Neighborhood groups hoping for a complete ban on the rentals protested Saturday outside the headquarters of HomeAway and want the City Council to reverse course or at least tighten the restrictions. They complain that commercial rentals hollow out urban neighborhoods by replacing regular residents with temporary ones and are essentially businesses in a residential zone.
Joel Rasmussen, president of the Austin Rental Alliance, which represents renters and favors allowing rentals of homes not occupied by their owners, argues that an outright ban on residential rentals of less than 30 days isn’t effective. Furthermore, he said, cities that do so lose out on hotel taxes they could be collecting.
“The way that it works in New York … it’s a no-tell. I call and say, ‘I’m going to be in town for these eight days,’ and they say, ‘You have to stay 30 days. But if you leave earlier, then we’ll refund you,’ ” Rasmussen said.
Shepherd agreed that under bans, renters take their business underground. Instead, he said, cities should adopt simple rules.
Austin City Council Member Chris Riley, who favors the commercial rentals, said the ZIP code density limit might be too broad. Riley said he backs changing the rules to reduce clustering of commercial rentals in certain areas.
Laura Morrison and Kathie Tovo, the only two council members who voted against allowing short-term rentals in last month’s meeting, said they still want to ban them. But Tovo said she is working on amendments to Riley’s proposal to tighten restrictions on the rentals.
Even if the City Council approves a final set of rules, city staffers have asked to have at least until October to set up enforcement policies and fees for permits.
How other cities do it
In Portland, an enforcement team trolls the Internet to ferret out short-term rentals, and property owners are held to account for illegal rentals, said Mike Liefeld, that city’s enforcement program manager. Liefeld said that policing the Internet wipes out the possibility of an underground market.
“You need to (advertise the rentals), and there are only so many ways to do that if you’re booking a rental for people coming from out of town. It’s not as if you can keep it going using word of mouth,” Liefeld said.
In Maui, city officials plan to hire two code enforcement officers to regulate short-term rentals.
Tom Nuckols, a member of the Barton Hills Neighborhood Association board, is against allowing the commercial rentals. But, the South Austin resident said, if the city allows them, officials need to commit to enforcing the rules and crack down on problematic rentals.

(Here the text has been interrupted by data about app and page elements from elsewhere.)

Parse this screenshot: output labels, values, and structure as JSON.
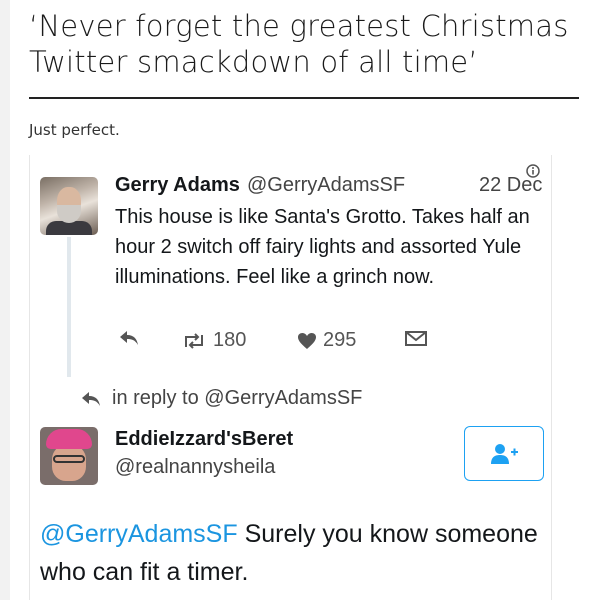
{
  "article": {
    "headline": "‘Never forget the greatest Christmas Twitter smackdown of all time’",
    "caption": "Just perfect."
  },
  "tweet1": {
    "author_name": "Gerry Adams",
    "handle": "@GerryAdamsSF",
    "date": "22 Dec",
    "text": "This house is like Santa's Grotto. Takes half an hour 2 switch off fairy lights and assorted Yule illuminations. Feel like a grinch now.",
    "retweets": "180",
    "likes": "295"
  },
  "reply_context": {
    "label": "in reply to @GerryAdamsSF"
  },
  "tweet2": {
    "author_name": "EddieIzzard'sBeret",
    "handle": "@realnannysheila",
    "mention": "@GerryAdamsSF",
    "text_rest": " Surely you know someone who can fit a timer."
  },
  "colors": {
    "accent": "#1da1f2",
    "heart": "#555555"
  },
  "icons": [
    "reply-icon",
    "retweet-icon",
    "heart-icon",
    "dm-icon",
    "follow-user-icon",
    "info-icon"
  ]
}
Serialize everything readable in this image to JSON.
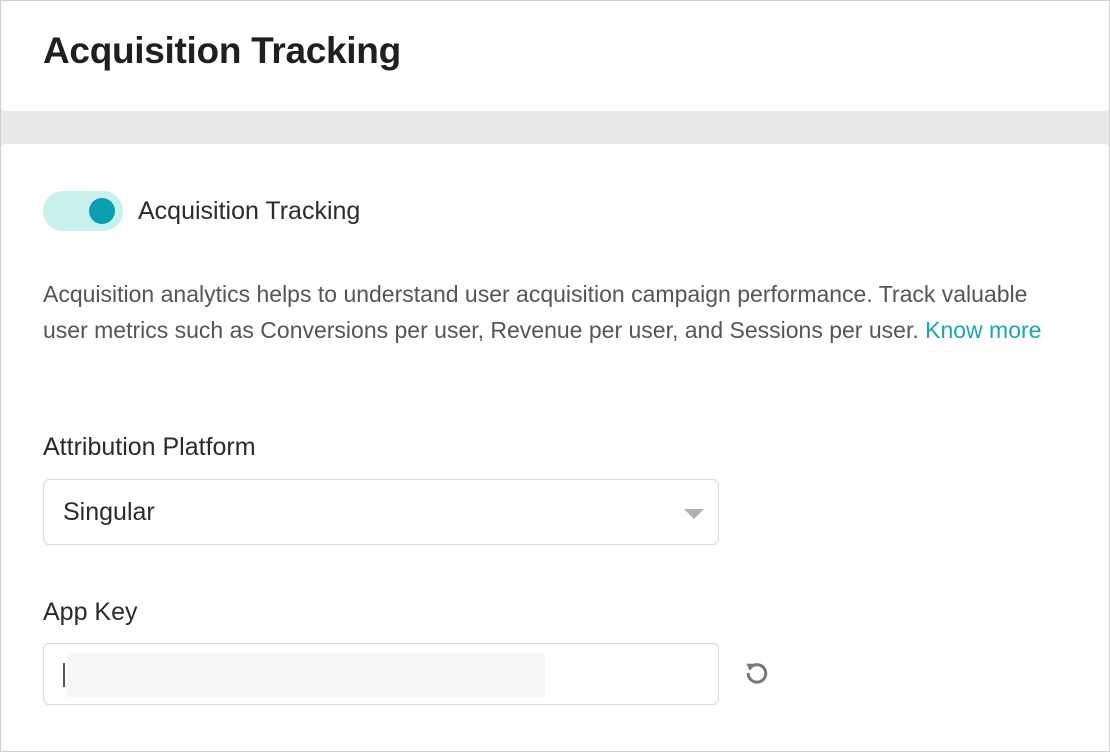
{
  "page": {
    "title": "Acquisition Tracking"
  },
  "toggle": {
    "label": "Acquisition Tracking",
    "enabled": true,
    "track_color": "#c7f1ea",
    "knob_color": "#0a9fb1"
  },
  "description": {
    "text": "Acquisition analytics helps to understand user acquisition campaign performance. Track valuable user metrics such as Conversions per user, Revenue per user, and Sessions per user. ",
    "link_label": "Know more",
    "link_color": "#17a7b3"
  },
  "attribution_platform": {
    "label": "Attribution Platform",
    "selected": "Singular",
    "icon": "chevron-down-icon"
  },
  "app_key": {
    "label": "App Key",
    "value": "",
    "reset_icon": "refresh-icon"
  }
}
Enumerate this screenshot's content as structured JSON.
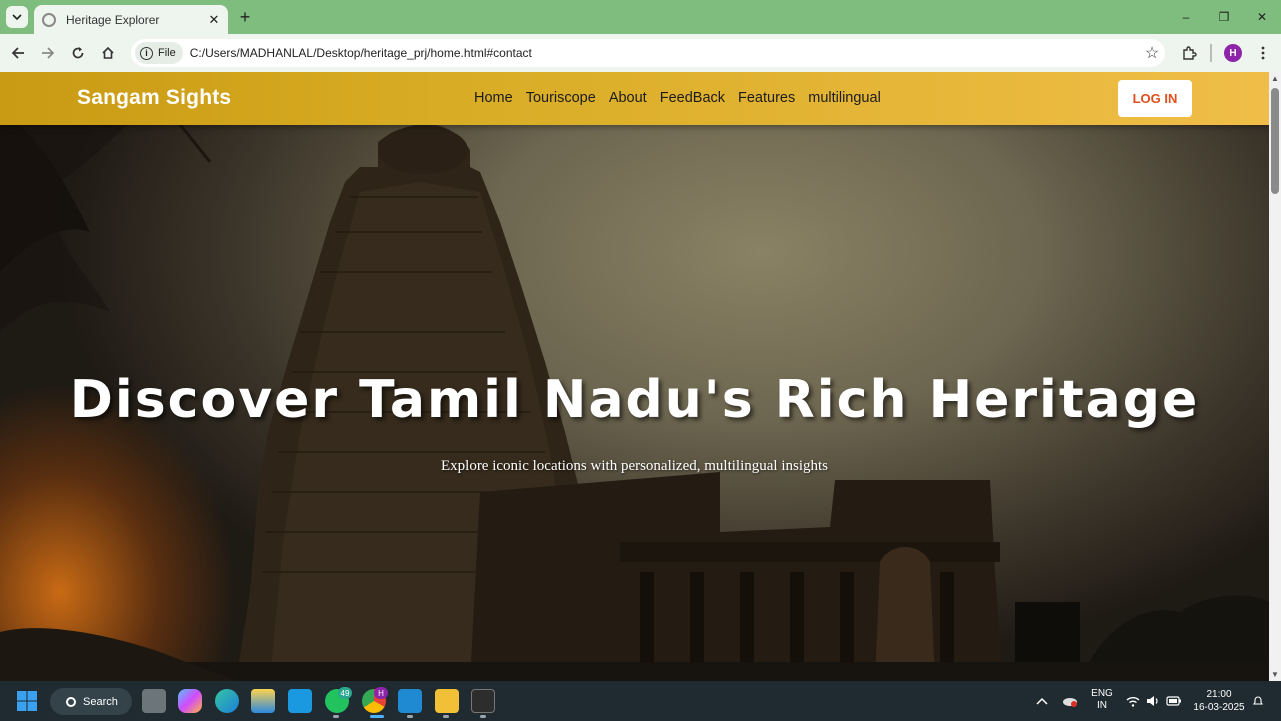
{
  "browser": {
    "tab_title": "Heritage Explorer",
    "tab_close": "✕",
    "new_tab": "+",
    "url_chip": "File",
    "url": "C:/Users/MADHANLAL/Desktop/heritage_prj/home.html#contact",
    "profile_initial": "H",
    "window_controls": {
      "minimize": "–",
      "maximize": "❐",
      "close": "✕"
    }
  },
  "site": {
    "brand": "Sangam Sights",
    "nav": [
      "Home",
      "Touriscope",
      "About",
      "FeedBack",
      "Features",
      "multilingual"
    ],
    "login_label": "LOG IN",
    "hero_title": "Discover Tamil Nadu's Rich Heritage",
    "hero_subtitle": "Explore iconic locations with personalized, multilingual insights"
  },
  "taskbar": {
    "search_label": "Search",
    "whatsapp_badge": "49",
    "chrome_badge": "H",
    "lang_line1": "ENG",
    "lang_line2": "IN",
    "time": "21:00",
    "date": "16-03-2025"
  },
  "colors": {
    "nav_gradient_start": "#c99a13",
    "nav_gradient_end": "#f0be48",
    "login_text": "#e0501e",
    "chrome_frame": "#7fbd7f",
    "taskbar": "#1f2b30"
  }
}
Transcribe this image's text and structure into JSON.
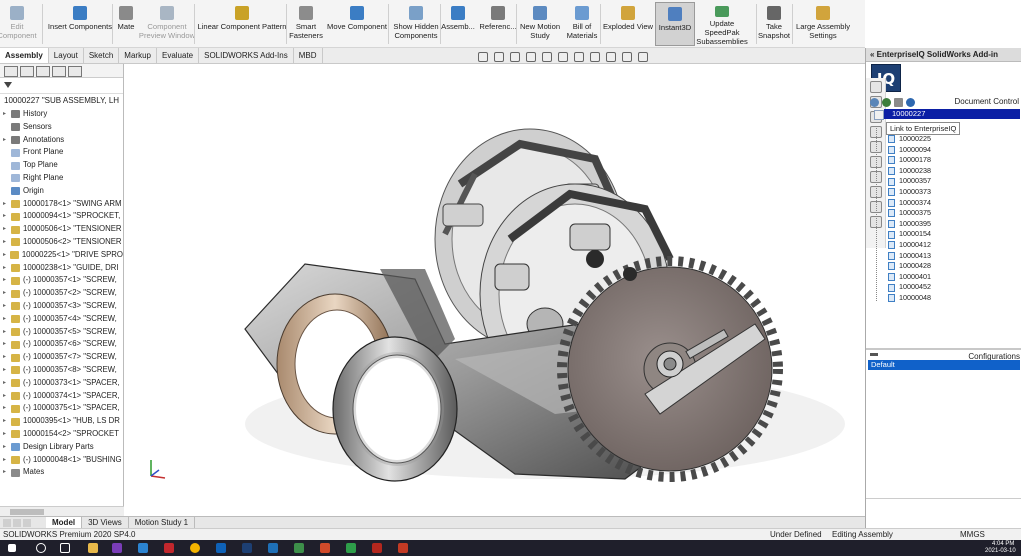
{
  "ribbon": {
    "items": [
      {
        "label": "Edit\nComponent",
        "disabled": true,
        "color": "#9bb0c7"
      },
      {
        "label": "Insert Components",
        "disabled": false,
        "color": "#3b7dc4"
      },
      {
        "label": "Mate",
        "disabled": false,
        "color": "#8a8a8a"
      },
      {
        "label": "Component\nPreview Window",
        "disabled": true,
        "color": "#a9b6c4"
      },
      {
        "label": "Linear Component Pattern",
        "disabled": false,
        "color": "#c9a227"
      },
      {
        "label": "Smart\nFasteners",
        "disabled": false,
        "color": "#8c8c8c"
      },
      {
        "label": "Move Component",
        "disabled": false,
        "color": "#3b7dc4"
      },
      {
        "label": "Show Hidden\nComponents",
        "disabled": false,
        "color": "#7aa0c8"
      },
      {
        "label": "Assemb...",
        "disabled": false,
        "color": "#3b7dc4"
      },
      {
        "label": "Referenc...",
        "disabled": false,
        "color": "#7a7a7a"
      },
      {
        "label": "New Motion\nStudy",
        "disabled": false,
        "color": "#5c8ac0"
      },
      {
        "label": "Bill of\nMaterials",
        "disabled": false,
        "color": "#6b9bd1"
      },
      {
        "label": "Exploded View",
        "disabled": false,
        "color": "#d1a43c"
      },
      {
        "label": "Instant3D",
        "disabled": false,
        "active": true,
        "color": "#4f7fbf"
      },
      {
        "label": "Update SpeedPak\nSubassemblies",
        "disabled": false,
        "color": "#4a9a5b"
      },
      {
        "label": "Take\nSnapshot",
        "disabled": false,
        "color": "#666666"
      },
      {
        "label": "Large Assembly\nSettings",
        "disabled": false,
        "color": "#d1a43c"
      }
    ]
  },
  "cm_tabs": [
    "Assembly",
    "Layout",
    "Sketch",
    "Markup",
    "Evaluate",
    "SOLIDWORKS Add-Ins",
    "MBD"
  ],
  "feature_tree": {
    "root": "10000227 \"SUB ASSEMBLY, LH",
    "items": [
      {
        "label": "History",
        "exp": "▸",
        "color": "#7a7a7a"
      },
      {
        "label": "Sensors",
        "exp": "",
        "color": "#7a7a7a"
      },
      {
        "label": "Annotations",
        "exp": "▸",
        "color": "#7a7a7a"
      },
      {
        "label": "Front Plane",
        "exp": "",
        "color": "#9fb7d8"
      },
      {
        "label": "Top Plane",
        "exp": "",
        "color": "#9fb7d8"
      },
      {
        "label": "Right Plane",
        "exp": "",
        "color": "#9fb7d8"
      },
      {
        "label": "Origin",
        "exp": "",
        "color": "#5b8bc4"
      },
      {
        "label": "10000178<1> \"SWING ARM",
        "exp": "▸",
        "color": "#d6b446"
      },
      {
        "label": "10000094<1> \"SPROCKET,",
        "exp": "▸",
        "color": "#d6b446"
      },
      {
        "label": "10000506<1> \"TENSIONER",
        "exp": "▸",
        "color": "#d6b446"
      },
      {
        "label": "10000506<2> \"TENSIONER",
        "exp": "▸",
        "color": "#d6b446"
      },
      {
        "label": "10000225<1> \"DRIVE SPRO",
        "exp": "▸",
        "color": "#d6b446"
      },
      {
        "label": "10000238<1> \"GUIDE, DRI",
        "exp": "▸",
        "color": "#d6b446"
      },
      {
        "label": "(-) 10000357<1> \"SCREW,",
        "exp": "▸",
        "color": "#d6b446"
      },
      {
        "label": "(-) 10000357<2> \"SCREW,",
        "exp": "▸",
        "color": "#d6b446"
      },
      {
        "label": "(-) 10000357<3> \"SCREW,",
        "exp": "▸",
        "color": "#d6b446"
      },
      {
        "label": "(-) 10000357<4> \"SCREW,",
        "exp": "▸",
        "color": "#d6b446"
      },
      {
        "label": "(-) 10000357<5> \"SCREW,",
        "exp": "▸",
        "color": "#d6b446"
      },
      {
        "label": "(-) 10000357<6> \"SCREW,",
        "exp": "▸",
        "color": "#d6b446"
      },
      {
        "label": "(-) 10000357<7> \"SCREW,",
        "exp": "▸",
        "color": "#d6b446"
      },
      {
        "label": "(-) 10000357<8> \"SCREW,",
        "exp": "▸",
        "color": "#d6b446"
      },
      {
        "label": "(-) 10000373<1> \"SPACER,",
        "exp": "▸",
        "color": "#d6b446"
      },
      {
        "label": "(-) 10000374<1> \"SPACER,",
        "exp": "▸",
        "color": "#d6b446"
      },
      {
        "label": "(-) 10000375<1> \"SPACER,",
        "exp": "▸",
        "color": "#d6b446"
      },
      {
        "label": "10000395<1> \"HUB, LS DR",
        "exp": "▸",
        "color": "#d6b446"
      },
      {
        "label": "10000154<2> \"SPROCKET",
        "exp": "▸",
        "color": "#d6b446"
      },
      {
        "label": "Design Library Parts",
        "exp": "▸",
        "color": "#6b9bd1"
      },
      {
        "label": "(-) 10000048<1> \"BUSHING",
        "exp": "▸",
        "color": "#d6b446"
      },
      {
        "label": "Mates",
        "exp": "▸",
        "color": "#8a8a8a"
      }
    ]
  },
  "bottom_tabs": [
    "Model",
    "3D Views",
    "Motion Study 1"
  ],
  "status": {
    "product": "SOLIDWORKS Premium 2020 SP4.0",
    "definition": "Under Defined",
    "mode": "Editing Assembly",
    "units": "MMGS"
  },
  "taskbar": {
    "time": "4:04 PM",
    "date": "2021-03-10"
  },
  "right_panel": {
    "title": "EnterpriseIQ SolidWorks Add-in",
    "logo": "IQ",
    "doc_control_title": "Document Control",
    "root_item": "10000227",
    "tooltip": "Link to EnterpriseIQ",
    "items": [
      "10000225",
      "10000094",
      "10000178",
      "10000238",
      "10000357",
      "10000373",
      "10000374",
      "10000375",
      "10000395",
      "10000154",
      "10000412",
      "10000413",
      "10000428",
      "10000401",
      "10000452",
      "10000048"
    ],
    "configurations_title": "Configurations",
    "config_selected": "Default"
  }
}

Amanda Cribbs rents out a four-bedroom, two-bathroom house in Allandale in Central Austin for short periods. Cribbs is among those who say the rentals are a boon to the local economy and that there is plenty of incentive to make sure they get good renters: protecting their investment.
She said screening short-term renters is harder than running the several long-term rentals she has. But to her, it’s worth it. She says she’s never had any complaints from her neighbors.
“I’m very strict on no parties, and I will say that a thousand times to people,” Cribbs said. “I personally hung up all the window treatments and decorated the living room and picked the rugs. … I don’t want to see it trashed.”
Contact Farzad Mashhood at 445-3972